### Task inputs ###

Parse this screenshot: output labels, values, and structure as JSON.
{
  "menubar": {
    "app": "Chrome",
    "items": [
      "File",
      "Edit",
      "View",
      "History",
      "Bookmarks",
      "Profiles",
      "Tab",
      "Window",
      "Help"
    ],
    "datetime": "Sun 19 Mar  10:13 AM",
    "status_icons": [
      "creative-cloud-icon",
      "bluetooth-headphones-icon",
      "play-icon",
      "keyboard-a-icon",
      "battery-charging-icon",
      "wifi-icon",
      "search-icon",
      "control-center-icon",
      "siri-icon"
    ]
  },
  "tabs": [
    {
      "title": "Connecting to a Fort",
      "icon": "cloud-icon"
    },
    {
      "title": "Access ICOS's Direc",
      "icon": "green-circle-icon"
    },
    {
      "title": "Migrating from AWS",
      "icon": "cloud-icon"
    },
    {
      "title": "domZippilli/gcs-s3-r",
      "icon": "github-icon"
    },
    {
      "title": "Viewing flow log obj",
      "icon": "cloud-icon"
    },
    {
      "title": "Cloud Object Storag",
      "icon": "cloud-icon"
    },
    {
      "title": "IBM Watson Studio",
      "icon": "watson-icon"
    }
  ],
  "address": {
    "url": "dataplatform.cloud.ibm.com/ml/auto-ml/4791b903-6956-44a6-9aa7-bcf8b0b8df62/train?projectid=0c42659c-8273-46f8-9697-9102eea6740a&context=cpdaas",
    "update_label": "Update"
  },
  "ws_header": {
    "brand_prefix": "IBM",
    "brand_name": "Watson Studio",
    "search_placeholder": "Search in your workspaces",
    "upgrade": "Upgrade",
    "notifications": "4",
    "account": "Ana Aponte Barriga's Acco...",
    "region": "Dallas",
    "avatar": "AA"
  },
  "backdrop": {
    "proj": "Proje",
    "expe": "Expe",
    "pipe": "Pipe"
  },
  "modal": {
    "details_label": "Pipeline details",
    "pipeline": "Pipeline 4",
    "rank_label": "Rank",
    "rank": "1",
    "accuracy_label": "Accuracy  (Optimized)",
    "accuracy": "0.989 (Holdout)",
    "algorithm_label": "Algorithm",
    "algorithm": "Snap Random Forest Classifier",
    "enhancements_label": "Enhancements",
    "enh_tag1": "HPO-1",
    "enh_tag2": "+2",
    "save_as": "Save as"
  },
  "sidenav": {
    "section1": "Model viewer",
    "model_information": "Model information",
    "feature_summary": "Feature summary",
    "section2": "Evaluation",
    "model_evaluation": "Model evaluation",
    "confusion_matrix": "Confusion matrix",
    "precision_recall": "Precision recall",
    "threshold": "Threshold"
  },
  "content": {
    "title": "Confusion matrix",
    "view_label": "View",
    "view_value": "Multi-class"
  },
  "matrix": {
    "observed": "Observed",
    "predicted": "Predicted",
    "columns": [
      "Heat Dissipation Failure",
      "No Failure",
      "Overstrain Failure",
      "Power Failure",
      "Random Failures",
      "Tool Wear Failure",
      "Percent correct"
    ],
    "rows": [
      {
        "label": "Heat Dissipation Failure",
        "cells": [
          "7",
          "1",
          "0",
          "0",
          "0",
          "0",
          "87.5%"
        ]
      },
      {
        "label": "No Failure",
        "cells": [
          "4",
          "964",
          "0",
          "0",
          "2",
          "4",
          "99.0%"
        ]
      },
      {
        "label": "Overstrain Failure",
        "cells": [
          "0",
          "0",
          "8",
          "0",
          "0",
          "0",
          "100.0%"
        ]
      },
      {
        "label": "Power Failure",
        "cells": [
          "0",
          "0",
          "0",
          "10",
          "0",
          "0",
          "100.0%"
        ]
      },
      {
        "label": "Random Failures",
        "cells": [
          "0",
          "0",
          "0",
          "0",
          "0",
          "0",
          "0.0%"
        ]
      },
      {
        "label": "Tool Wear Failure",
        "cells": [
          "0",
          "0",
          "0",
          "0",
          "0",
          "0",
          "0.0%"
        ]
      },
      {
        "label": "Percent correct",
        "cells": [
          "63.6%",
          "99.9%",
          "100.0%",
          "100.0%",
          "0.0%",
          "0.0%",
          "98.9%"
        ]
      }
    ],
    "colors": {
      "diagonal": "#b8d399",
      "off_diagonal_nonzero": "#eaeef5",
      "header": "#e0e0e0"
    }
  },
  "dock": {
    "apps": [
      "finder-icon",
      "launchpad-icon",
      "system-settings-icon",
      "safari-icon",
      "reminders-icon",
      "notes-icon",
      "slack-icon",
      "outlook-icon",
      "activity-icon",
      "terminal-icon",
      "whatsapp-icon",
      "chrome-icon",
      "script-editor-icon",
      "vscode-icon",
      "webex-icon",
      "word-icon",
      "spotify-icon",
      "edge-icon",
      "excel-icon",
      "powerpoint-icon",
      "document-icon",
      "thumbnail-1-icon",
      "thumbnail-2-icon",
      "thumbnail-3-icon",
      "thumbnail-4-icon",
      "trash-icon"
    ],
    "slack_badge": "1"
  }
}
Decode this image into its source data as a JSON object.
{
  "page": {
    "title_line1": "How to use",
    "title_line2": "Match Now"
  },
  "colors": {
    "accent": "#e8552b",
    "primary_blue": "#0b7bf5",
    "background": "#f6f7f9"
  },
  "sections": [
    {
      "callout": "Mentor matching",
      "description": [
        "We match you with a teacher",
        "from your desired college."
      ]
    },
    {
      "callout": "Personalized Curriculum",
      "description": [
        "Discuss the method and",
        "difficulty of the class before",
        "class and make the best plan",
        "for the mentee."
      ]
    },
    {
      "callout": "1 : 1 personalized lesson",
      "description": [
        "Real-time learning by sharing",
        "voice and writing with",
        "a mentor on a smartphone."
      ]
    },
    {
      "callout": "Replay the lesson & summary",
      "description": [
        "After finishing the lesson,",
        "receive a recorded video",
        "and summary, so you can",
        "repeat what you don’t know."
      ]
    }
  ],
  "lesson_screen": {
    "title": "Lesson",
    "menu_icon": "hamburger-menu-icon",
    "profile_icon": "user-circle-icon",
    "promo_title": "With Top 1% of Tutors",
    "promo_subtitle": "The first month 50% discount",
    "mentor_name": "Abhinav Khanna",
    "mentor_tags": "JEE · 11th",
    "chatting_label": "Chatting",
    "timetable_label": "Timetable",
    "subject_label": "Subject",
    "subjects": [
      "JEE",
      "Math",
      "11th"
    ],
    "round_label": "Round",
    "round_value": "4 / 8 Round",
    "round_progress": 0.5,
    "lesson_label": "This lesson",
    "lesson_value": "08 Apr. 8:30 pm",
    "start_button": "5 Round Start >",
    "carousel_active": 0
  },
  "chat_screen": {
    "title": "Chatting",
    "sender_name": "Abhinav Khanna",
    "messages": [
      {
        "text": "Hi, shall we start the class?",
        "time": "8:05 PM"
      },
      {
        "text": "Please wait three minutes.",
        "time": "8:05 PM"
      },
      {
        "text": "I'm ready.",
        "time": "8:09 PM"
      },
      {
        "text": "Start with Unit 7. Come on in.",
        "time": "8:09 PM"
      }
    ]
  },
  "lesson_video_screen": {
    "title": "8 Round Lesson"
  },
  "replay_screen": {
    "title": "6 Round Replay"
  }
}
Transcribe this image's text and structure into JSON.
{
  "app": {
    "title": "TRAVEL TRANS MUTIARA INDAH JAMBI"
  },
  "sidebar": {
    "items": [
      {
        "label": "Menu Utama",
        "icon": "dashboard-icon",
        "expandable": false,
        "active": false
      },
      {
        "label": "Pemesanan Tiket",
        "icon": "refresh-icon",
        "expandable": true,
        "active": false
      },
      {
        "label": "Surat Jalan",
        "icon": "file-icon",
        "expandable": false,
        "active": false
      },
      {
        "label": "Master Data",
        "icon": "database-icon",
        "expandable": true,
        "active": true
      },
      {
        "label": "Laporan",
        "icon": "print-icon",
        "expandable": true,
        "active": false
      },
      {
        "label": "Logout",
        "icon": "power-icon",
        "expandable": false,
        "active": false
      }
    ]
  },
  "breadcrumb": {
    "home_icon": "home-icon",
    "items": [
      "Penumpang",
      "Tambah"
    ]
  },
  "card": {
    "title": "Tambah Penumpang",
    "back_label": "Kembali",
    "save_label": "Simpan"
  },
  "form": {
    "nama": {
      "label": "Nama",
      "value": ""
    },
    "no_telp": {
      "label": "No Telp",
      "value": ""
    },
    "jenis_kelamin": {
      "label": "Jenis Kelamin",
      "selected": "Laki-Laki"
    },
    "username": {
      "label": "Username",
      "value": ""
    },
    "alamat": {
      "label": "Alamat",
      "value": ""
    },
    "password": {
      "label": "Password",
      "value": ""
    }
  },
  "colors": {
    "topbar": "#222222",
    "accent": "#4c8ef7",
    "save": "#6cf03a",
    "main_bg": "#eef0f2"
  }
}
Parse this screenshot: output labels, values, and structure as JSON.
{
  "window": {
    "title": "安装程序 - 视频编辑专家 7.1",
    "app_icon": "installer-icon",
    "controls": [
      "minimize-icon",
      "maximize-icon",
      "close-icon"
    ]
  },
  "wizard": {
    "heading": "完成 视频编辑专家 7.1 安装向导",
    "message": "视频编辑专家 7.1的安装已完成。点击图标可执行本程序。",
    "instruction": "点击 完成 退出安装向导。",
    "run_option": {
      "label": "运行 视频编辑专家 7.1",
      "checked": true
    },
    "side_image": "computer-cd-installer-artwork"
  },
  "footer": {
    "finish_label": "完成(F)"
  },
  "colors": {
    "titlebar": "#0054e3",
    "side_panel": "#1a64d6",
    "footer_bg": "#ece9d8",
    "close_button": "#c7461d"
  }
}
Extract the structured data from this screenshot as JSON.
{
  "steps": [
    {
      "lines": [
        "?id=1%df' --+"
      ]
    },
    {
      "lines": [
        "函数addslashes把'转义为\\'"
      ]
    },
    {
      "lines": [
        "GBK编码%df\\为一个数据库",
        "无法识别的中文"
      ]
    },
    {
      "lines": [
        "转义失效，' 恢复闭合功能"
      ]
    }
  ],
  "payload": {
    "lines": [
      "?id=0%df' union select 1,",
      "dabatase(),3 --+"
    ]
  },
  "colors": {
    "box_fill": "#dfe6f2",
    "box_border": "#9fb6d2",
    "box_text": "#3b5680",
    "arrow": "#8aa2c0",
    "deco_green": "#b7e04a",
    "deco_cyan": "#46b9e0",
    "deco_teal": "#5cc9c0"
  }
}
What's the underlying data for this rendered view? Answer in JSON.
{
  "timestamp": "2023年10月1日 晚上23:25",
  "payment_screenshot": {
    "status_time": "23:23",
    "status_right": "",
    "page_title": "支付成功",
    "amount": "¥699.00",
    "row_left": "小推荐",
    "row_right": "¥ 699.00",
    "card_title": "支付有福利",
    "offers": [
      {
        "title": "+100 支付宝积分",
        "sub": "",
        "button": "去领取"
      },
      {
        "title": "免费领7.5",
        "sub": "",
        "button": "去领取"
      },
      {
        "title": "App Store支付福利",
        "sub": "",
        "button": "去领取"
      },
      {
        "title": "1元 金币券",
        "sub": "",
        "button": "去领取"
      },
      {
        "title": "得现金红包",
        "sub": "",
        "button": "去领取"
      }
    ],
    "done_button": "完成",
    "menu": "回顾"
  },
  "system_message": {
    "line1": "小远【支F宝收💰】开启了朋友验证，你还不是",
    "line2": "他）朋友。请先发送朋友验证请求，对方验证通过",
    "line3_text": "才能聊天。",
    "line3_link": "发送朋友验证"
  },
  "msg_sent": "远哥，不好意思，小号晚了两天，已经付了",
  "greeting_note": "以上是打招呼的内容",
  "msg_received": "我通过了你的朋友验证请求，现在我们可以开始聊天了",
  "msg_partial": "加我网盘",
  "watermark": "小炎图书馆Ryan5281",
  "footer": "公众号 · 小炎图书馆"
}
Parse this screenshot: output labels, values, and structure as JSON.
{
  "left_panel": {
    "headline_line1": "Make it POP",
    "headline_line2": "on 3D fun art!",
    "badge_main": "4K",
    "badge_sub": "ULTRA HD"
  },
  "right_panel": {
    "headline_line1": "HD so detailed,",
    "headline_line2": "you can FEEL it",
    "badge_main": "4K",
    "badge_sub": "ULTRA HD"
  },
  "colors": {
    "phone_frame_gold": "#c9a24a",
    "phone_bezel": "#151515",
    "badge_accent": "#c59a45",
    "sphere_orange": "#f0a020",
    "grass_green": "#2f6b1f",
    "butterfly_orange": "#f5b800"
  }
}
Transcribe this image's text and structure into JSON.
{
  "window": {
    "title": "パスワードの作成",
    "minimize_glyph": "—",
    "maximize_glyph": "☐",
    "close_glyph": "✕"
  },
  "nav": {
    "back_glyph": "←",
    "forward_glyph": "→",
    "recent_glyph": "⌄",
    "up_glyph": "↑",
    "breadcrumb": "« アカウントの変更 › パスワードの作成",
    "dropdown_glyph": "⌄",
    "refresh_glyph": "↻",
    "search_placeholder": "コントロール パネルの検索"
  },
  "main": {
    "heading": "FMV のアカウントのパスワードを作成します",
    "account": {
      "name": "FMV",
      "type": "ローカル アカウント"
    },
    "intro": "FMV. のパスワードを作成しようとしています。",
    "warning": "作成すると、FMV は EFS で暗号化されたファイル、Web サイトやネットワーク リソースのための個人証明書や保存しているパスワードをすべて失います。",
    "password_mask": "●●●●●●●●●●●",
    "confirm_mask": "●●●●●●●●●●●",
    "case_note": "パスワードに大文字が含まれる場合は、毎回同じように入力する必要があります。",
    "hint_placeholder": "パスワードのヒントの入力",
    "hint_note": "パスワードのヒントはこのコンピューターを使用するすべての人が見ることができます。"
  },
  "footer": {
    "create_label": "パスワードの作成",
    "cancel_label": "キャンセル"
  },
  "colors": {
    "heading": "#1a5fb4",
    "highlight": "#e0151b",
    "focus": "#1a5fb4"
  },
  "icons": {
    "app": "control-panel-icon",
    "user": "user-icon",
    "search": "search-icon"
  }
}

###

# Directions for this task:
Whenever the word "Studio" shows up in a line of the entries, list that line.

# Result of the task:
      "title": "IBM Watson Studio",
    "brand_name": "Watson Studio",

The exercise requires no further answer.